Lord Mayor wants office portraits to represent all sides of city
The Lord Mayor of Belfast has said he isn't troubled by portraits of the royal family in his office in City Hall, but wants to see parity of representation.
John Finucane said he believes his office, which is currently decorated with portraits of the Queen, Prince Philip and the Queen Mother, needs to represent everyone in the city.
He has hung a copy of the UN Declaration of Human Rights to add to the 1916 Proclamation of Independence, which was added by his predecessor and fellow Sinn Fein councillor Deirdre Hargey.
The 39-year-old Lord Mayor has been in his role for six weeks and on his first day in office he welcomed Prince Charles to Belfast.

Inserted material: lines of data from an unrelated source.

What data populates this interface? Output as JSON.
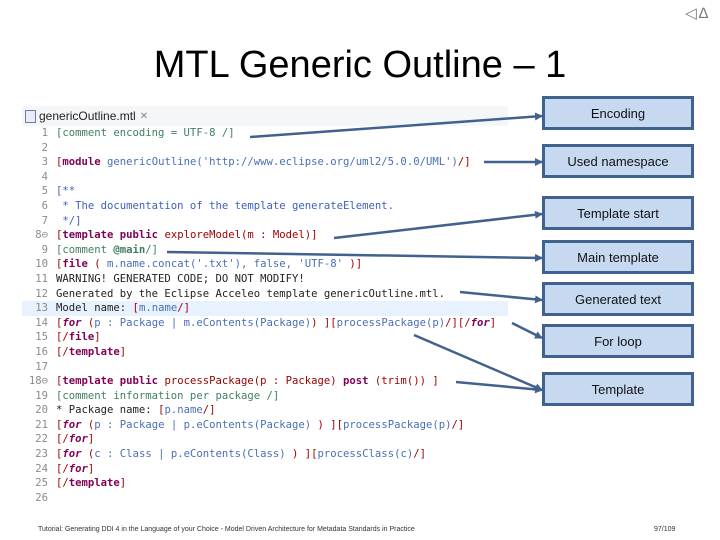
{
  "nav": {
    "prev_icon": "◁",
    "up_icon": "∆"
  },
  "slide": {
    "title": "MTL Generic Outline – 1"
  },
  "editor": {
    "tab_label": "genericOutline.mtl",
    "tab_close": "✕",
    "lines": [
      {
        "n": "1",
        "segs": [
          [
            "cm",
            "[comment encoding = UTF-8 /]"
          ]
        ]
      },
      {
        "n": "2",
        "segs": []
      },
      {
        "n": "3",
        "segs": [
          [
            "br",
            "["
          ],
          [
            "kw",
            "module"
          ],
          [
            "id",
            " genericOutline('http://www.eclipse.org/uml2/5.0.0/UML')"
          ],
          [
            "br",
            "/]"
          ]
        ]
      },
      {
        "n": "4",
        "segs": []
      },
      {
        "n": "5",
        "segs": [
          [
            "doc",
            "[**"
          ]
        ]
      },
      {
        "n": "6",
        "segs": [
          [
            "doc",
            " * The documentation of the template generateElement."
          ]
        ]
      },
      {
        "n": "7",
        "segs": [
          [
            "doc",
            " */]"
          ]
        ]
      },
      {
        "n": "8⊖",
        "segs": [
          [
            "br",
            "["
          ],
          [
            "kw",
            "template public"
          ],
          [
            "br",
            " exploreModel(m : Model)]"
          ]
        ]
      },
      {
        "n": "9",
        "segs": [
          [
            "cm",
            "[comment "
          ],
          [
            "ann",
            "@main"
          ],
          [
            "cm",
            "/]"
          ]
        ]
      },
      {
        "n": "10",
        "segs": [
          [
            "br",
            "["
          ],
          [
            "kw",
            "file"
          ],
          [
            "br",
            " ( "
          ],
          [
            "id",
            "m.name.concat('.txt'), false, 'UTF-8'"
          ],
          [
            "br",
            " )]"
          ]
        ]
      },
      {
        "n": "11",
        "segs": [
          [
            "tx",
            "WARNING! GENERATED CODE; DO NOT MODIFY!"
          ]
        ]
      },
      {
        "n": "12",
        "segs": [
          [
            "tx",
            "Generated by the Eclipse Acceleo template genericOutline.mtl."
          ]
        ]
      },
      {
        "n": "13",
        "hl": true,
        "segs": [
          [
            "tx",
            "Model name: "
          ],
          [
            "br",
            "["
          ],
          [
            "id",
            "m.name"
          ],
          [
            "br",
            "/]"
          ]
        ]
      },
      {
        "n": "14",
        "segs": [
          [
            "br",
            "["
          ],
          [
            "kw it",
            "for"
          ],
          [
            "br",
            " ("
          ],
          [
            "id",
            "p : Package | m.eContents(Package)"
          ],
          [
            "br",
            ") ]["
          ],
          [
            "id",
            "processPackage(p)"
          ],
          [
            "br",
            "/][/"
          ],
          [
            "kw it",
            "for"
          ],
          [
            "br",
            "]"
          ]
        ]
      },
      {
        "n": "15",
        "segs": [
          [
            "br",
            "[/"
          ],
          [
            "kw",
            "file"
          ],
          [
            "br",
            "]"
          ]
        ]
      },
      {
        "n": "16",
        "segs": [
          [
            "br",
            "[/"
          ],
          [
            "kw",
            "template"
          ],
          [
            "br",
            "]"
          ]
        ]
      },
      {
        "n": "17",
        "segs": []
      },
      {
        "n": "18⊖",
        "segs": [
          [
            "br",
            "["
          ],
          [
            "kw",
            "template public"
          ],
          [
            "br",
            " processPackage(p : Package) "
          ],
          [
            "kw",
            "post"
          ],
          [
            "br",
            " (trim()) ]"
          ]
        ]
      },
      {
        "n": "19",
        "segs": [
          [
            "cm",
            "[comment information per package /]"
          ]
        ]
      },
      {
        "n": "20",
        "segs": [
          [
            "tx",
            "* Package name: "
          ],
          [
            "br",
            "["
          ],
          [
            "id",
            "p.name"
          ],
          [
            "br",
            "/]"
          ]
        ]
      },
      {
        "n": "21",
        "segs": [
          [
            "br",
            "["
          ],
          [
            "kw it",
            "for"
          ],
          [
            "br",
            " ("
          ],
          [
            "id",
            "p : Package | p.eContents(Package) "
          ],
          [
            "br",
            ") ]["
          ],
          [
            "id",
            "processPackage(p)"
          ],
          [
            "br",
            "/]"
          ]
        ]
      },
      {
        "n": "22",
        "segs": [
          [
            "br",
            "[/"
          ],
          [
            "kw it",
            "for"
          ],
          [
            "br",
            "]"
          ]
        ]
      },
      {
        "n": "23",
        "segs": [
          [
            "br",
            "["
          ],
          [
            "kw it",
            "for"
          ],
          [
            "br",
            " ("
          ],
          [
            "id",
            "c : Class | p.eContents(Class) "
          ],
          [
            "br",
            ") ]["
          ],
          [
            "id",
            "processClass(c)"
          ],
          [
            "br",
            "/]"
          ]
        ]
      },
      {
        "n": "24",
        "segs": [
          [
            "br",
            "[/"
          ],
          [
            "kw it",
            "for"
          ],
          [
            "br",
            "]"
          ]
        ]
      },
      {
        "n": "25",
        "segs": [
          [
            "br",
            "[/"
          ],
          [
            "kw",
            "template"
          ],
          [
            "br",
            "]"
          ]
        ]
      },
      {
        "n": "26",
        "segs": []
      }
    ]
  },
  "callouts": [
    {
      "label": "Encoding"
    },
    {
      "label": "Used namespace"
    },
    {
      "label": "Template start"
    },
    {
      "label": "Main template"
    },
    {
      "label": "Generated text"
    },
    {
      "label": "For loop"
    },
    {
      "label": "Template"
    }
  ],
  "colors": {
    "callout_fill": "#c6d9f1",
    "callout_border": "#41618e",
    "arrow": "#41618e"
  },
  "footer": {
    "text": "Tutorial: Generating DDI 4 in the Language of your Choice - Model Driven Architecture for Metadata Standards in Practice",
    "page": "97/109"
  }
}
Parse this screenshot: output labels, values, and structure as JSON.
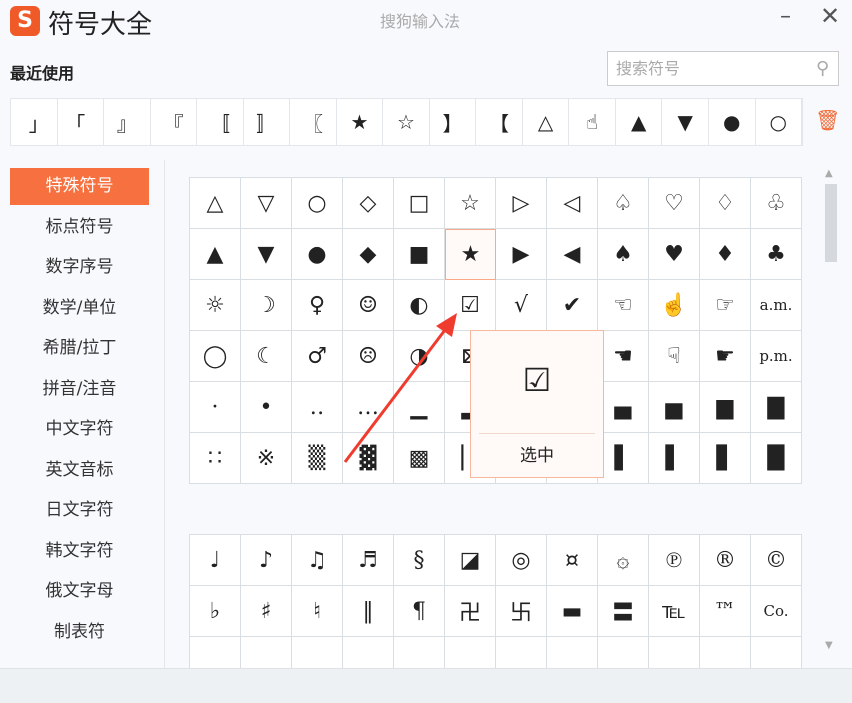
{
  "header": {
    "logo": "S",
    "title": "符号大全",
    "ime_name": "搜狗输入法",
    "minimize": "–",
    "close": "✕"
  },
  "recent": {
    "label": "最近使用",
    "items": [
      "｣",
      "｢",
      "』",
      "『",
      "〚",
      "〛",
      "〖",
      "★",
      "☆",
      "】",
      "【",
      "△",
      "☝",
      "▲",
      "▼",
      "●",
      "○"
    ],
    "clear_icon": "🗑"
  },
  "search": {
    "placeholder": "搜索符号",
    "value": "",
    "icon": "⚲"
  },
  "sidebar": {
    "active": 0,
    "items": [
      "特殊符号",
      "标点符号",
      "数字序号",
      "数学/单位",
      "希腊/拉丁",
      "拼音/注音",
      "中文字符",
      "英文音标",
      "日文字符",
      "韩文字符",
      "俄文字母",
      "制表符"
    ]
  },
  "grid1": [
    "△",
    "▽",
    "○",
    "◇",
    "□",
    "☆",
    "▷",
    "◁",
    "♤",
    "♡",
    "♢",
    "♧",
    "▲",
    "▼",
    "●",
    "◆",
    "■",
    "★",
    "▶",
    "◀",
    "♠",
    "♥",
    "♦",
    "♣",
    "☼",
    "☽",
    "♀",
    "☺",
    "◐",
    "☑",
    "√",
    "✔",
    "☜",
    "☝",
    "☞",
    "a.m.",
    "◯",
    "☾",
    "♂",
    "☹",
    "◑",
    "⊠",
    "",
    "",
    "☚",
    "☟",
    "☛",
    "p.m.",
    "·",
    "•",
    "‥",
    "…",
    "▁",
    "▂",
    "",
    "",
    "▄",
    "▅",
    "▆",
    "▇",
    "∷",
    "※",
    "▒",
    "▓",
    "▩",
    "▏",
    "",
    "",
    "▌",
    "▌",
    "▋",
    "█"
  ],
  "grid2": [
    "♩",
    "♪",
    "♫",
    "♬",
    "§",
    "◪",
    "◎",
    "¤",
    "۞",
    "℗",
    "®",
    "©",
    "♭",
    "♯",
    "♮",
    "‖",
    "¶",
    "卍",
    "卐",
    "▬",
    "〓",
    "℡",
    "™",
    "Co.",
    "",
    "",
    "",
    "",
    "",
    "",
    "",
    "",
    "",
    "",
    "",
    ""
  ],
  "selected_index": 17,
  "popup": {
    "symbol": "☑",
    "select_label": "选中"
  },
  "colors": {
    "accent": "#f7703f",
    "arrow": "#f03c2e"
  }
}
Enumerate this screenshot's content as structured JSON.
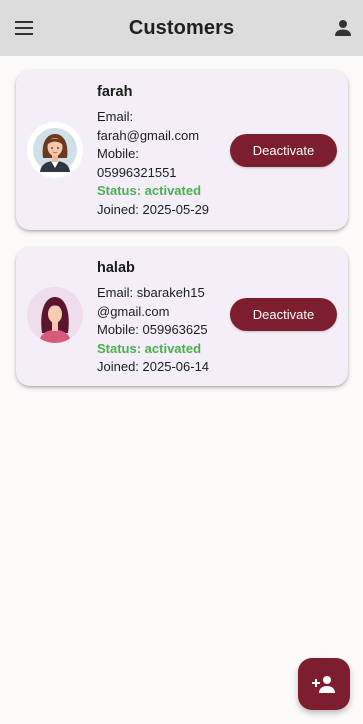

"I think there is a duty on whoever holds this office and wears this chain, whatever their political background, that when you are the first citizen of Belfast, it is a civic duty to be pushing reconciliation as much as possible," he said.
He said he believes the skills he learned in his career as a lawyer are transferable to a career in politics.
"You are there to represent people, to help your own community, to help people in the community and depending on the role that you're in, shape areas beyond your own community," he said.
"I think my career as a solicitor has given me a good grounding."
Mr Finucane explained that his family history - his solicitor father Pat was murdered by paramilitaries 30 years ago - has "exposed me to the worst politics can produce and the best".
He said that republicans were once "marginalised and demonised" in their own city.
Now, he said, Sinn Fein is the largest party on Belfast City Council.
The Lord Mayor added his own career will not be a flash in the pan.
"I don't think it's something you can dip your toes into," he said. "Either you're serious about this or you're not."